| WORKING DATA |
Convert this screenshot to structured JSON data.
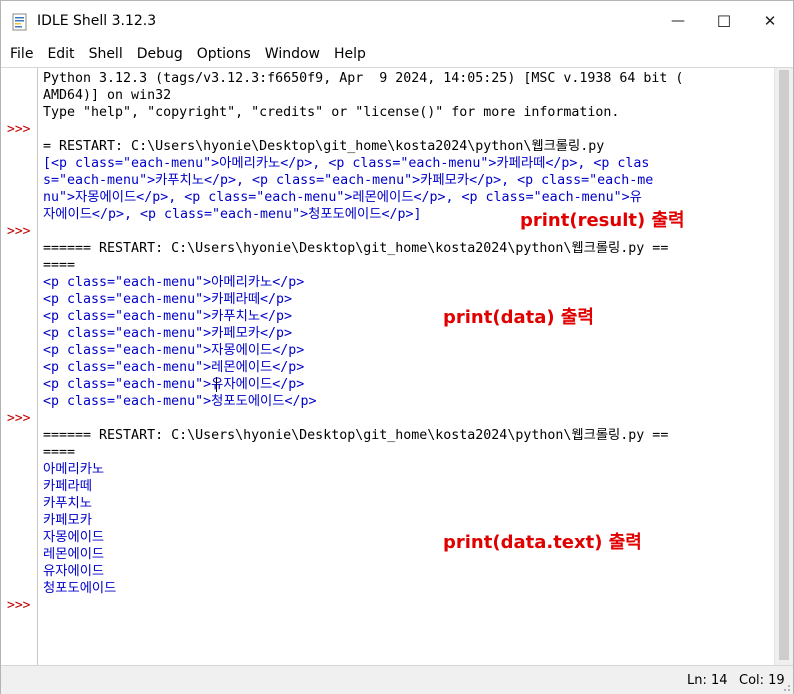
{
  "window": {
    "title": "IDLE Shell 3.12.3"
  },
  "menu": [
    "File",
    "Edit",
    "Shell",
    "Debug",
    "Options",
    "Window",
    "Help"
  ],
  "controls": {
    "minimize_glyph": "—",
    "maximize_glyph": "☐",
    "close_glyph": "✕"
  },
  "prompt_text": ">>>",
  "shell_lines": [
    {
      "text": "Python 3.12.3 (tags/v3.12.3:f6650f9, Apr  9 2024, 14:05:25) [MSC v.1938 64 bit (",
      "style": "std"
    },
    {
      "text": "AMD64)] on win32",
      "style": "std"
    },
    {
      "text": "Type \"help\", \"copyright\", \"credits\" or \"license()\" for more information.",
      "style": "std"
    },
    {
      "text": "",
      "style": "std"
    },
    {
      "text": "= RESTART: C:\\Users\\hyonie\\Desktop\\git_home\\kosta2024\\python\\웹크롤링.py",
      "style": "std"
    },
    {
      "text": "[<p class=\"each-menu\">아메리카노</p>, <p class=\"each-menu\">카페라떼</p>, <p clas",
      "style": "out"
    },
    {
      "text": "s=\"each-menu\">카푸치노</p>, <p class=\"each-menu\">카페모카</p>, <p class=\"each-me",
      "style": "out"
    },
    {
      "text": "nu\">자몽에이드</p>, <p class=\"each-menu\">레몬에이드</p>, <p class=\"each-menu\">유",
      "style": "out"
    },
    {
      "text": "자에이드</p>, <p class=\"each-menu\">청포도에이드</p>]",
      "style": "out"
    },
    {
      "text": "",
      "style": "std"
    },
    {
      "text": "====== RESTART: C:\\Users\\hyonie\\Desktop\\git_home\\kosta2024\\python\\웹크롤링.py ==",
      "style": "std"
    },
    {
      "text": "====",
      "style": "std"
    },
    {
      "text": "<p class=\"each-menu\">아메리카노</p>",
      "style": "out"
    },
    {
      "text": "<p class=\"each-menu\">카페라떼</p>",
      "style": "out"
    },
    {
      "text": "<p class=\"each-menu\">카푸치노</p>",
      "style": "out"
    },
    {
      "text": "<p class=\"each-menu\">카페모카</p>",
      "style": "out"
    },
    {
      "text": "<p class=\"each-menu\">자몽에이드</p>",
      "style": "out"
    },
    {
      "text": "<p class=\"each-menu\">레몬에이드</p>",
      "style": "out"
    },
    {
      "text": "<p class=\"each-menu\">유자에이드</p>",
      "style": "out"
    },
    {
      "text": "<p class=\"each-menu\">청포도에이드</p>",
      "style": "out"
    },
    {
      "text": "",
      "style": "std"
    },
    {
      "text": "====== RESTART: C:\\Users\\hyonie\\Desktop\\git_home\\kosta2024\\python\\웹크롤링.py ==",
      "style": "std"
    },
    {
      "text": "====",
      "style": "std"
    },
    {
      "text": "아메리카노",
      "style": "out"
    },
    {
      "text": "카페라떼",
      "style": "out"
    },
    {
      "text": "카푸치노",
      "style": "out"
    },
    {
      "text": "카페모카",
      "style": "out"
    },
    {
      "text": "자몽에이드",
      "style": "out"
    },
    {
      "text": "레몬에이드",
      "style": "out"
    },
    {
      "text": "유자에이드",
      "style": "out"
    },
    {
      "text": "청포도에이드",
      "style": "out"
    }
  ],
  "annotations": {
    "result": "print(result) 출력",
    "data": "print(data) 출력",
    "data_text": "print(data.text) 출력"
  },
  "status": {
    "line": "Ln: 14",
    "col": "Col: 19"
  },
  "colors": {
    "output_text": "#0000c8",
    "prompt": "#c00000",
    "annotation": "#e00000"
  }
}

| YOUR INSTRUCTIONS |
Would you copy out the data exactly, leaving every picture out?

| YOUR SOLUTION |
Convert this screenshot to structured JSON data.
{
  "window": {
    "title": "IDLE Shell 3.12.3"
  },
  "menu": [
    "File",
    "Edit",
    "Shell",
    "Debug",
    "Options",
    "Window",
    "Help"
  ],
  "controls": {
    "minimize_glyph": "—",
    "maximize_glyph": "☐",
    "close_glyph": "✕"
  },
  "prompt_text": ">>>",
  "shell_lines": [
    {
      "text": "Python 3.12.3 (tags/v3.12.3:f6650f9, Apr  9 2024, 14:05:25) [MSC v.1938 64 bit (",
      "style": "std"
    },
    {
      "text": "AMD64)] on win32",
      "style": "std"
    },
    {
      "text": "Type \"help\", \"copyright\", \"credits\" or \"license()\" for more information.",
      "style": "std"
    },
    {
      "text": "",
      "style": "std"
    },
    {
      "text": "= RESTART: C:\\Users\\hyonie\\Desktop\\git_home\\kosta2024\\python\\웹크롤링.py",
      "style": "std"
    },
    {
      "text": "[<p class=\"each-menu\">아메리카노</p>, <p class=\"each-menu\">카페라떼</p>, <p clas",
      "style": "out"
    },
    {
      "text": "s=\"each-menu\">카푸치노</p>, <p class=\"each-menu\">카페모카</p>, <p class=\"each-me",
      "style": "out"
    },
    {
      "text": "nu\">자몽에이드</p>, <p class=\"each-menu\">레몬에이드</p>, <p class=\"each-menu\">유",
      "style": "out"
    },
    {
      "text": "자에이드</p>, <p class=\"each-menu\">청포도에이드</p>]",
      "style": "out"
    },
    {
      "text": "",
      "style": "std"
    },
    {
      "text": "====== RESTART: C:\\Users\\hyonie\\Desktop\\git_home\\kosta2024\\python\\웹크롤링.py ==",
      "style": "std"
    },
    {
      "text": "====",
      "style": "std"
    },
    {
      "text": "<p class=\"each-menu\">아메리카노</p>",
      "style": "out"
    },
    {
      "text": "<p class=\"each-menu\">카페라떼</p>",
      "style": "out"
    },
    {
      "text": "<p class=\"each-menu\">카푸치노</p>",
      "style": "out"
    },
    {
      "text": "<p class=\"each-menu\">카페모카</p>",
      "style": "out"
    },
    {
      "text": "<p class=\"each-menu\">자몽에이드</p>",
      "style": "out"
    },
    {
      "text": "<p class=\"each-menu\">레몬에이드</p>",
      "style": "out"
    },
    {
      "text": "<p class=\"each-menu\">유자에이드</p>",
      "style": "out"
    },
    {
      "text": "<p class=\"each-menu\">청포도에이드</p>",
      "style": "out"
    },
    {
      "text": "",
      "style": "std"
    },
    {
      "text": "====== RESTART: C:\\Users\\hyonie\\Desktop\\git_home\\kosta2024\\python\\웹크롤링.py ==",
      "style": "std"
    },
    {
      "text": "====",
      "style": "std"
    },
    {
      "text": "아메리카노",
      "style": "out"
    },
    {
      "text": "카페라떼",
      "style": "out"
    },
    {
      "text": "카푸치노",
      "style": "out"
    },
    {
      "text": "카페모카",
      "style": "out"
    },
    {
      "text": "자몽에이드",
      "style": "out"
    },
    {
      "text": "레몬에이드",
      "style": "out"
    },
    {
      "text": "유자에이드",
      "style": "out"
    },
    {
      "text": "청포도에이드",
      "style": "out"
    }
  ],
  "annotations": {
    "result": "print(result) 출력",
    "data": "print(data) 출력",
    "data_text": "print(data.text) 출력"
  },
  "status": {
    "line": "Ln: 14",
    "col": "Col: 19"
  },
  "colors": {
    "output_text": "#0000c8",
    "prompt": "#c00000",
    "annotation": "#e00000"
  }
}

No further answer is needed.